__Data records__
──────────────────────────────
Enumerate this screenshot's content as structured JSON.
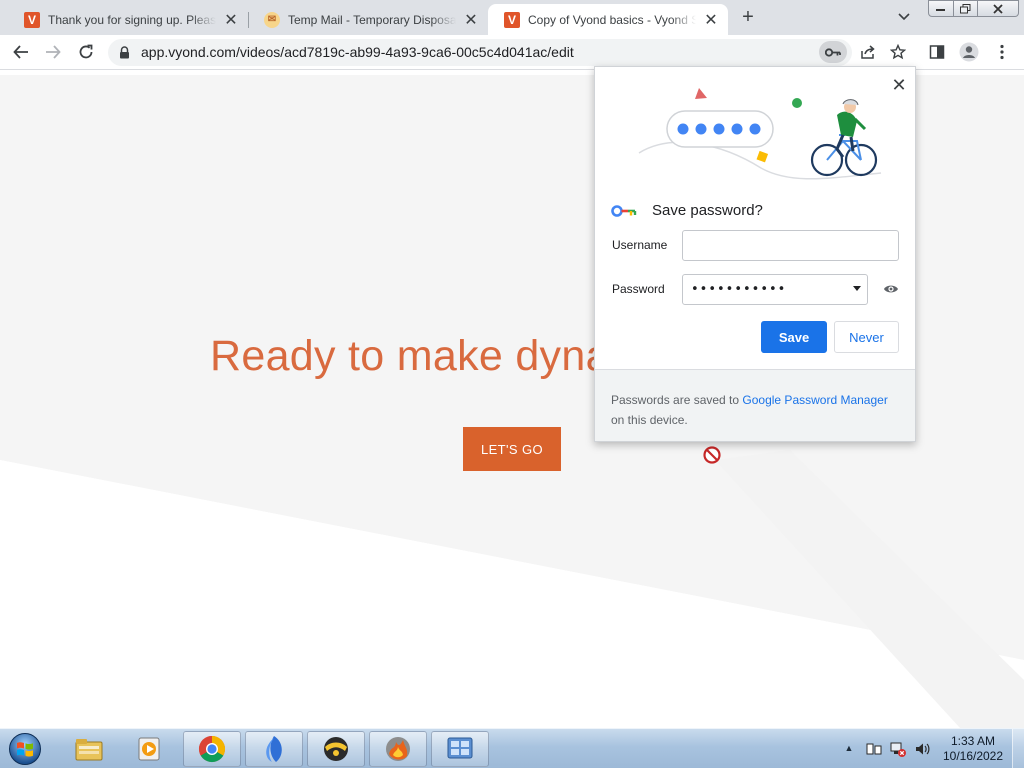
{
  "browser": {
    "tabs": [
      {
        "title": "Thank you for signing up. Please",
        "favicon": "vyond-icon"
      },
      {
        "title": "Temp Mail - Temporary Disposab",
        "favicon": "temp-mail-icon"
      },
      {
        "title": "Copy of Vyond basics - Vyond St",
        "favicon": "vyond-icon",
        "active": true
      }
    ],
    "favicon_letter": "V",
    "new_tab_label": "+",
    "close_glyph": "✕",
    "url": "app.vyond.com/videos/acd7819c-ab99-4a93-9ca6-00c5c4d041ac/edit"
  },
  "page": {
    "headline": "Ready to make dyna",
    "cta_label": "LET'S GO"
  },
  "password_bubble": {
    "title": "Save password?",
    "username_label": "Username",
    "username_value": "",
    "password_label": "Password",
    "password_masked": "•••••••••••",
    "save_label": "Save",
    "never_label": "Never",
    "footer_prefix": "Passwords are saved to ",
    "footer_link": "Google Password Manager",
    "footer_suffix": " on this device.",
    "close_glyph": "✕"
  },
  "taskbar": {
    "items": [
      "file-explorer-icon",
      "media-player-icon",
      "chrome-icon",
      "feather-app-icon",
      "driver-app-icon",
      "fire-globe-icon",
      "control-panel-icon"
    ],
    "clock_time": "1:33 AM",
    "clock_date": "10/16/2022",
    "tray_arrow": "▲"
  },
  "colors": {
    "accent_orange": "#d9622c",
    "headline_orange": "#d96a3f",
    "chrome_blue": "#1a73e8",
    "tabstrip": "#dee1e6"
  }
}
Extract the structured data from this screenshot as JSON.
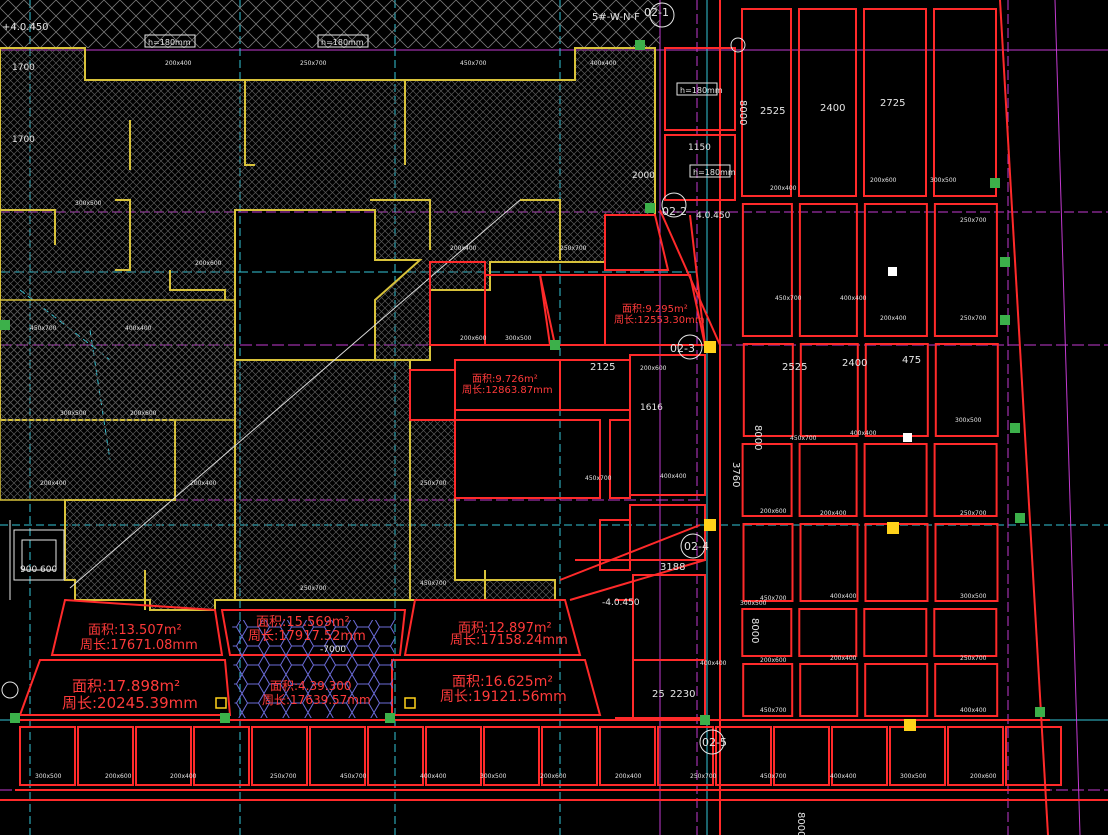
{
  "drawing": {
    "top_level": "+4.0.450",
    "mid_level": "4.0.450",
    "right_level": "-4.0.450",
    "thickness_labels": [
      "h=180mm",
      "h=180mm",
      "h=180mm",
      "h=180mm"
    ],
    "sheet_mark": "5#-W-N-F",
    "axes": {
      "a1": "02-1",
      "a2": "02-2",
      "a3": "02-3",
      "a4": "02-4",
      "a5": "02-5"
    },
    "dims": {
      "d2525a": "2525",
      "d2400a": "2400",
      "d2725": "2725",
      "d2525b": "2525",
      "d2400b": "2400",
      "d475": "475",
      "d2125": "2125",
      "d3188": "3188",
      "d2230": "2230",
      "d1616": "1616",
      "d8000a": "8000",
      "d8000b": "8000",
      "d8000c": "8000",
      "d8000d": "8000",
      "d3760": "3760",
      "d900": "900",
      "d600": "600",
      "d1700a": "1700",
      "d1700b": "1700",
      "d1150": "1150",
      "d2000": "2000",
      "d25": "25",
      "d7000": "-7000"
    },
    "small_area_a": "面积:9.295m²",
    "small_perim_a": "周长:12553.30mm",
    "small_area_b": "面积:9.726m²",
    "small_perim_b": "周长:12863.87mm",
    "areas": [
      {
        "area": "面积:13.507m²",
        "perimeter": "周长:17671.08mm"
      },
      {
        "area": "面积:15.569m²",
        "perimeter": "周长:17917.52mm"
      },
      {
        "area": "面积:12.897m²",
        "perimeter": "周长:17158.24mm"
      },
      {
        "area": "面积:17.898m²",
        "perimeter": "周长:20245.39mm"
      },
      {
        "area": "面积:4.39.300",
        "perimeter": "周长:17639.57mm"
      },
      {
        "area": "面积:16.625m²",
        "perimeter": "周长:19121.56mm"
      }
    ],
    "beam_tags": {
      "b1": "200x400",
      "b2": "250x700",
      "b3": "450x700",
      "b4": "400x400",
      "b5": "300x500",
      "b6": "200x600"
    },
    "colors": {
      "background": "#000000",
      "slab_line": "#ff2a2a",
      "wall_outline": "#d8c23a",
      "grid_cyan": "#35c6d8",
      "grid_magenta": "#c23ad0",
      "hatch": "#5a5a5a",
      "column_green": "#3cb04a",
      "column_yellow": "#ffd21a",
      "text_white": "#e6e6e6",
      "hex_blue": "#6b6bd8"
    }
  }
}
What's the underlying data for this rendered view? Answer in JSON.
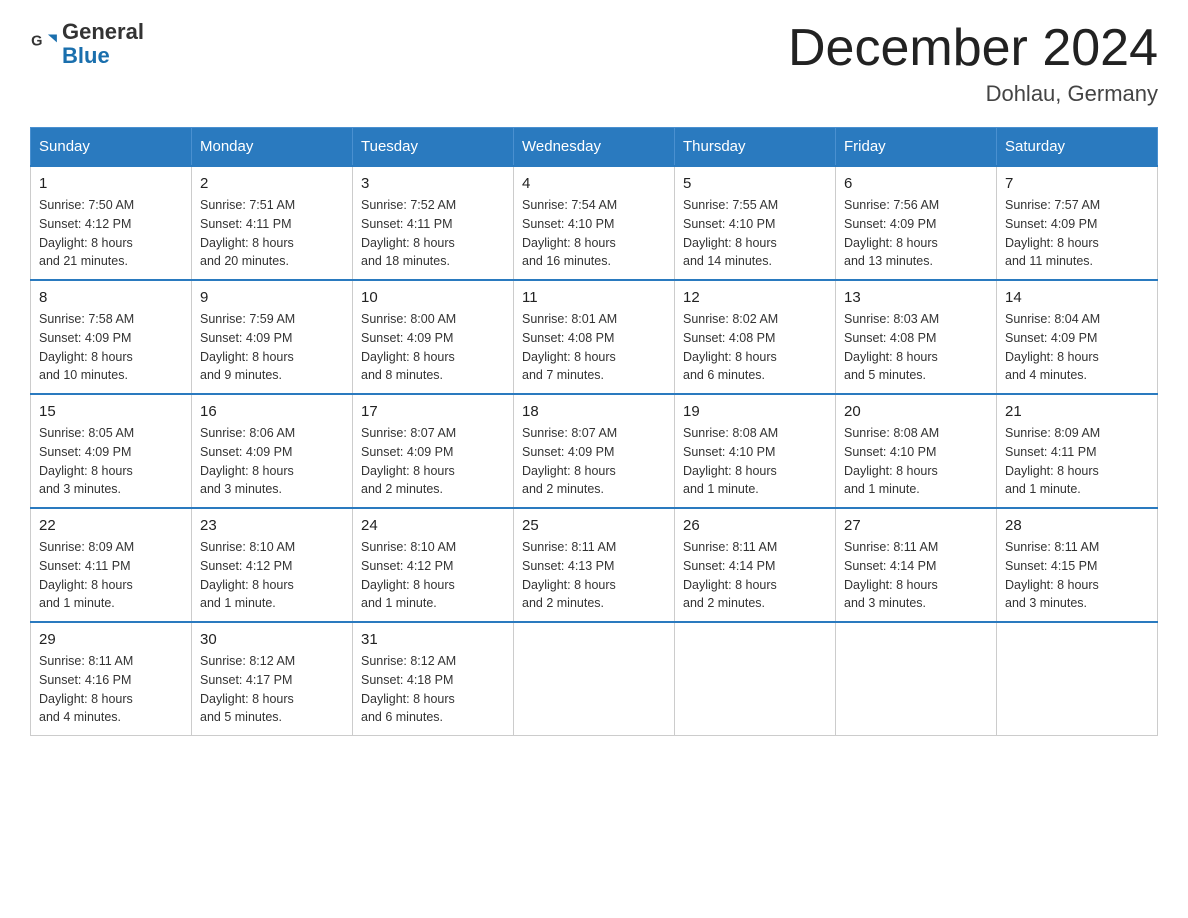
{
  "header": {
    "logo_text_general": "General",
    "logo_text_blue": "Blue",
    "month_title": "December 2024",
    "location": "Dohlau, Germany"
  },
  "days_of_week": [
    "Sunday",
    "Monday",
    "Tuesday",
    "Wednesday",
    "Thursday",
    "Friday",
    "Saturday"
  ],
  "weeks": [
    [
      {
        "day": "1",
        "sunrise": "7:50 AM",
        "sunset": "4:12 PM",
        "daylight": "8 hours and 21 minutes."
      },
      {
        "day": "2",
        "sunrise": "7:51 AM",
        "sunset": "4:11 PM",
        "daylight": "8 hours and 20 minutes."
      },
      {
        "day": "3",
        "sunrise": "7:52 AM",
        "sunset": "4:11 PM",
        "daylight": "8 hours and 18 minutes."
      },
      {
        "day": "4",
        "sunrise": "7:54 AM",
        "sunset": "4:10 PM",
        "daylight": "8 hours and 16 minutes."
      },
      {
        "day": "5",
        "sunrise": "7:55 AM",
        "sunset": "4:10 PM",
        "daylight": "8 hours and 14 minutes."
      },
      {
        "day": "6",
        "sunrise": "7:56 AM",
        "sunset": "4:09 PM",
        "daylight": "8 hours and 13 minutes."
      },
      {
        "day": "7",
        "sunrise": "7:57 AM",
        "sunset": "4:09 PM",
        "daylight": "8 hours and 11 minutes."
      }
    ],
    [
      {
        "day": "8",
        "sunrise": "7:58 AM",
        "sunset": "4:09 PM",
        "daylight": "8 hours and 10 minutes."
      },
      {
        "day": "9",
        "sunrise": "7:59 AM",
        "sunset": "4:09 PM",
        "daylight": "8 hours and 9 minutes."
      },
      {
        "day": "10",
        "sunrise": "8:00 AM",
        "sunset": "4:09 PM",
        "daylight": "8 hours and 8 minutes."
      },
      {
        "day": "11",
        "sunrise": "8:01 AM",
        "sunset": "4:08 PM",
        "daylight": "8 hours and 7 minutes."
      },
      {
        "day": "12",
        "sunrise": "8:02 AM",
        "sunset": "4:08 PM",
        "daylight": "8 hours and 6 minutes."
      },
      {
        "day": "13",
        "sunrise": "8:03 AM",
        "sunset": "4:08 PM",
        "daylight": "8 hours and 5 minutes."
      },
      {
        "day": "14",
        "sunrise": "8:04 AM",
        "sunset": "4:09 PM",
        "daylight": "8 hours and 4 minutes."
      }
    ],
    [
      {
        "day": "15",
        "sunrise": "8:05 AM",
        "sunset": "4:09 PM",
        "daylight": "8 hours and 3 minutes."
      },
      {
        "day": "16",
        "sunrise": "8:06 AM",
        "sunset": "4:09 PM",
        "daylight": "8 hours and 3 minutes."
      },
      {
        "day": "17",
        "sunrise": "8:07 AM",
        "sunset": "4:09 PM",
        "daylight": "8 hours and 2 minutes."
      },
      {
        "day": "18",
        "sunrise": "8:07 AM",
        "sunset": "4:09 PM",
        "daylight": "8 hours and 2 minutes."
      },
      {
        "day": "19",
        "sunrise": "8:08 AM",
        "sunset": "4:10 PM",
        "daylight": "8 hours and 1 minute."
      },
      {
        "day": "20",
        "sunrise": "8:08 AM",
        "sunset": "4:10 PM",
        "daylight": "8 hours and 1 minute."
      },
      {
        "day": "21",
        "sunrise": "8:09 AM",
        "sunset": "4:11 PM",
        "daylight": "8 hours and 1 minute."
      }
    ],
    [
      {
        "day": "22",
        "sunrise": "8:09 AM",
        "sunset": "4:11 PM",
        "daylight": "8 hours and 1 minute."
      },
      {
        "day": "23",
        "sunrise": "8:10 AM",
        "sunset": "4:12 PM",
        "daylight": "8 hours and 1 minute."
      },
      {
        "day": "24",
        "sunrise": "8:10 AM",
        "sunset": "4:12 PM",
        "daylight": "8 hours and 1 minute."
      },
      {
        "day": "25",
        "sunrise": "8:11 AM",
        "sunset": "4:13 PM",
        "daylight": "8 hours and 2 minutes."
      },
      {
        "day": "26",
        "sunrise": "8:11 AM",
        "sunset": "4:14 PM",
        "daylight": "8 hours and 2 minutes."
      },
      {
        "day": "27",
        "sunrise": "8:11 AM",
        "sunset": "4:14 PM",
        "daylight": "8 hours and 3 minutes."
      },
      {
        "day": "28",
        "sunrise": "8:11 AM",
        "sunset": "4:15 PM",
        "daylight": "8 hours and 3 minutes."
      }
    ],
    [
      {
        "day": "29",
        "sunrise": "8:11 AM",
        "sunset": "4:16 PM",
        "daylight": "8 hours and 4 minutes."
      },
      {
        "day": "30",
        "sunrise": "8:12 AM",
        "sunset": "4:17 PM",
        "daylight": "8 hours and 5 minutes."
      },
      {
        "day": "31",
        "sunrise": "8:12 AM",
        "sunset": "4:18 PM",
        "daylight": "8 hours and 6 minutes."
      },
      null,
      null,
      null,
      null
    ]
  ],
  "labels": {
    "sunrise": "Sunrise:",
    "sunset": "Sunset:",
    "daylight": "Daylight:"
  }
}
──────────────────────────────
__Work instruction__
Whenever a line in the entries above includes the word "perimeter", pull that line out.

__Response for this exercise__
        "perimeter": "周长:17671.08mm"
        "perimeter": "周长:17917.52mm"
        "perimeter": "周长:17158.24mm"
        "perimeter": "周长:20245.39mm"
        "perimeter": "周长:17639.57mm"
        "perimeter": "周长:19121.56mm"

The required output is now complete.